I had meant to purchase a guide to South Korea at Heathrow. I had forgotten this, mostly because I went via Munich. I didn’t want a Lonely Planet guide in German either (people might think I was a German) so I decided that TravelWiki was the way to go. Sitting on the grass, while trying to get a wifi signal on my phone, someone approached me and asked if I spoke English and what I was doing here. Now this is one of those things which rarely happens in life. It should, but it doesn’t. A complete stranger was being friendly, decided that I looked a little bit lost and offered to show me around the centre of her city. I jumped at the chance.

The photos here are from that day. We had dinner together too, and I left her company to go back to the hotel well after dark. It was sweet, innocent and completely welcoming. In fact, it puts Korea back on the map of places which I would go to given the choice. My mind was completely changed, and I will look forward to my next visit.




Helping out a fellow traveller

At the show over the past couple of days, I met and go to know the international sales managers for a couple of different brands.  One of whom I gave a lift to the airport today.  She is young – a lot younger than me.  Also a lot smarter.  At 22 she is in a similar position to me at 30.  Traveling from the States alone, it was her first time in England and on business, and only for a couple of days.  I know what this is like.  And I also have experienced the ‘just passing through’ feeling of visiting a place, and yet never having seen any of it, or nothing apart from ‘work’.  It is also difficult to know where to start, especially if you only have a few hours to spare.  The choice is crippling in my experience.  I had this feeling in Tokyo.  So, I took her to a few places.  A proper English pub for a quick beer, and then on to Eton and Windsor.  It was a whistle stop tour taking in Eton College, and Windsor Castle.  We did it in about two hours, and it was good fun.  I hope that it made her visit just a little more interesting.  It also made me think about how nice it actually is around here.  Sometimes it is easy to forget what you have on your doorstep.

Finding the Soul in Seoul

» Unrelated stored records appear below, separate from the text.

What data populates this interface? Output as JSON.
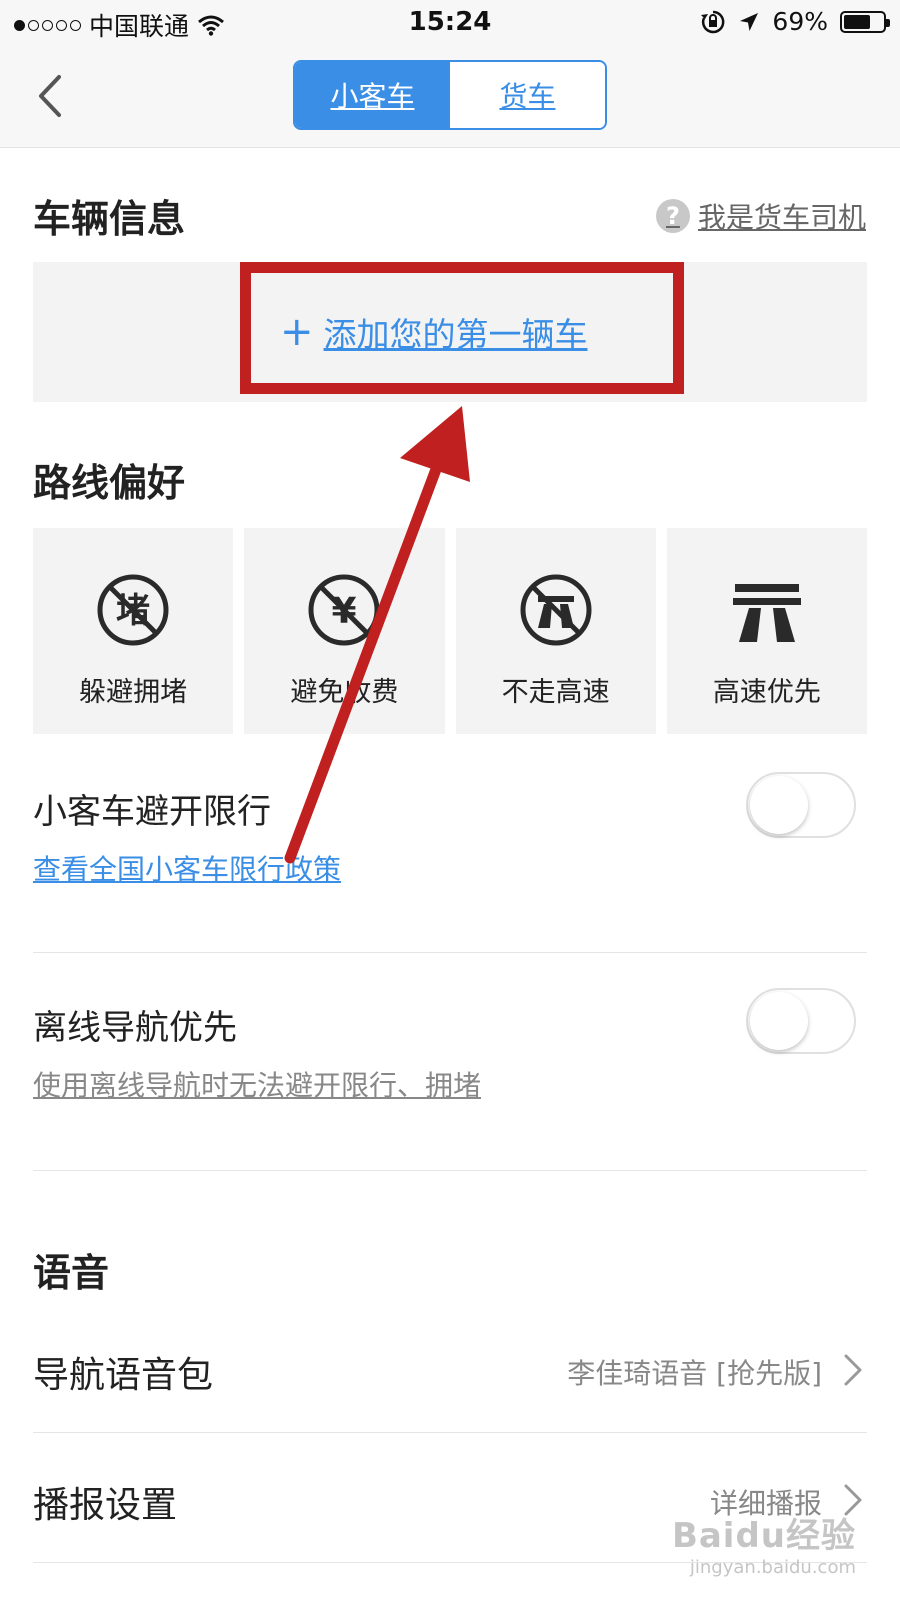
{
  "status_bar": {
    "carrier": "中国联通",
    "time": "15:24",
    "battery": "69%",
    "battery_level": 0.69,
    "signal_bars_filled": 1,
    "signal_bars_total": 5
  },
  "header": {
    "tabs": [
      {
        "label": "小客车",
        "active": true
      },
      {
        "label": "货车",
        "active": false
      }
    ]
  },
  "vehicle": {
    "title": "车辆信息",
    "driver_link": "我是货车司机",
    "help_glyph": "?",
    "add_plus": "+",
    "add_label": "添加您的第一辆车"
  },
  "route": {
    "title": "路线偏好",
    "options": [
      {
        "label": "躲避拥堵",
        "icon": "avoid-congestion-icon"
      },
      {
        "label": "避免收费",
        "icon": "avoid-toll-icon"
      },
      {
        "label": "不走高速",
        "icon": "no-highway-icon"
      },
      {
        "label": "高速优先",
        "icon": "highway-first-icon"
      }
    ]
  },
  "restriction": {
    "title": "小客车避开限行",
    "link": "查看全国小客车限行政策",
    "enabled": false
  },
  "offline": {
    "title": "离线导航优先",
    "note": "使用离线导航时无法避开限行、拥堵",
    "enabled": false
  },
  "voice": {
    "title": "语音",
    "items": [
      {
        "label": "导航语音包",
        "value": "李佳琦语音 [抢先版]"
      },
      {
        "label": "播报设置",
        "value": "详细播报"
      }
    ]
  },
  "watermark": {
    "main": "Baidu经验",
    "sub": "jingyan.baidu.com"
  },
  "colors": {
    "accent": "#3a8ee6",
    "annotation": "#c0201f"
  }
}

Well I arrived last night, and have so far found the city to be pretty cool. One downside is with business travel – what do you do when the hotel you book isn’t sufficiently nice? Spent two hours last night finding something where I would be happy to sleep!